Continuing good habits
Dr. Alicia Bryan, wellness coordinator at Columbus State University, said that if someone has been eating well and working hard all year, letting themselves go at the end of the year will cause their stomach to stretch, making it harder to lose the weight again after the holidays.
“You’ve really got to have some discipline, find something to keep your focus during the holidays,” she said. “Whatever kind of consistency they can find, that would be the most important goal.”
That includes eating breakfast in the morning and maintaining your fitness schedule.
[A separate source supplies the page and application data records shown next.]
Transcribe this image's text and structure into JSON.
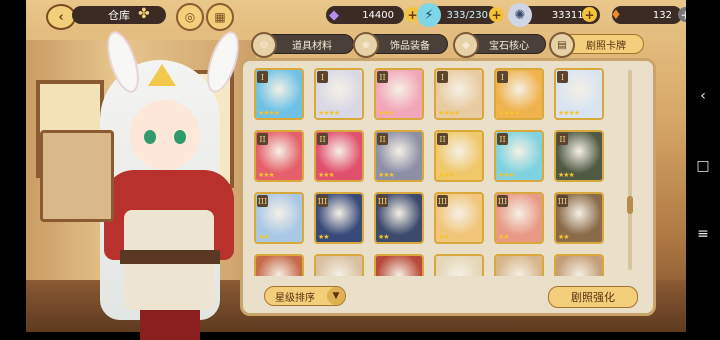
{
  "topbar": {
    "title": "仓库",
    "gems": "14400",
    "stamina": "333/230",
    "coins": "333111",
    "carrots": "132"
  },
  "tabs": [
    {
      "label": "道具材料",
      "icon": "gear-icon",
      "active": false
    },
    {
      "label": "饰品装备",
      "icon": "hat-icon",
      "active": false
    },
    {
      "label": "宝石核心",
      "icon": "gem-icon",
      "active": false
    },
    {
      "label": "剧照卡牌",
      "icon": "card-icon",
      "active": true
    }
  ],
  "cards": [
    {
      "rank": "I",
      "stars": "★★★★",
      "color": "#6fc2e6"
    },
    {
      "rank": "I",
      "stars": "★★★★",
      "color": "#d9d9e6"
    },
    {
      "rank": "II",
      "stars": "★★★",
      "color": "#f2a7b8"
    },
    {
      "rank": "I",
      "stars": "★★★★",
      "color": "#e8cba0"
    },
    {
      "rank": "I",
      "stars": "★★★★",
      "color": "#f0b24c"
    },
    {
      "rank": "I",
      "stars": "★★★★",
      "color": "#d8e4f2"
    },
    {
      "rank": "II",
      "stars": "★★★",
      "color": "#e5606a"
    },
    {
      "rank": "II",
      "stars": "★★★",
      "color": "#e0506e"
    },
    {
      "rank": "II",
      "stars": "★★★",
      "color": "#8c8fa6"
    },
    {
      "rank": "II",
      "stars": "★★★",
      "color": "#f0c86a"
    },
    {
      "rank": "II",
      "stars": "★★★",
      "color": "#7fd3e0"
    },
    {
      "rank": "II",
      "stars": "★★★",
      "color": "#4f5a44"
    },
    {
      "rank": "III",
      "stars": "★★",
      "color": "#a9c8e6"
    },
    {
      "rank": "III",
      "stars": "★★",
      "color": "#384a7a"
    },
    {
      "rank": "III",
      "stars": "★★",
      "color": "#3c4a6e"
    },
    {
      "rank": "III",
      "stars": "★★",
      "color": "#f1c57a"
    },
    {
      "rank": "III",
      "stars": "★★",
      "color": "#e99a86"
    },
    {
      "rank": "III",
      "stars": "★★",
      "color": "#8a6a48"
    },
    {
      "rank": "",
      "stars": "",
      "color": "#c66a4a"
    },
    {
      "rank": "",
      "stars": "",
      "color": "#d8c0a0"
    },
    {
      "rank": "",
      "stars": "",
      "color": "#b94a3a"
    },
    {
      "rank": "",
      "stars": "",
      "color": "#e4d6b6"
    },
    {
      "rank": "",
      "stars": "",
      "color": "#d7b58a"
    },
    {
      "rank": "",
      "stars": "",
      "color": "#c59e78"
    }
  ],
  "footer": {
    "sort_label": "星级排序",
    "enhance_label": "剧照强化"
  },
  "android_nav": {
    "back": "‹",
    "home": "□",
    "menu": "≡"
  }
}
Bryan recommends working out as usual on the holiday and Murray even suggested doing a little extra exercise up to two days before, especially if you know you’re going to indulge in an extra dessert.
And instead of ruling out your favorite calorie-laden holiday dishes, just take a smaller serving.
“If you’re using a smaller plate it’s going to naturally shrink your portions,” said Murray.
Bryan also advocated small portions with the option of going back for seconds in lieu of over-filling one plate and feeling pressured to overeat.
“Usually with smaller portions and the conversation, they’re getting full before they know it,” she said.
Substituting light or lower fat ingredients in family favorite recipes is another way to reduce the impact of holiday eating. Bryan said applesauce is a good substitute for butter and Murray suggested Greek yogurt as a replacement for sour cream.
Intermittent exercise throughout the day can also be a good way to prevent (or counteract) overeating and incorporate fitness. Bryan suggests going for a 10-minute walk with a family member or playing outside with the kids.
Video gaming systems with fitness components can also be a fun way to spend time with family while burning some calories.
Leftovers can also pose a problem for hosts because they’re often left with more food than they care to keep.
Murray suggested buying holiday-themed food storage containers and encouraging guests to fill them up as they’re getting ready to leave.
“This way you keep what you want to keep, what you can manage or what’s okay with your waistline, you give the rest and they’ve got a cute little container,” she said.
The bottom line is, having a plan -- and sticking to it -- is crucial in avoiding any post-holiday food guilt.
“Have a game plan, have someone who can really hold you accountable,” said Bryan. “You may not like it, but at least you know they care. It all helps in the end and you’ll be thankful for it.”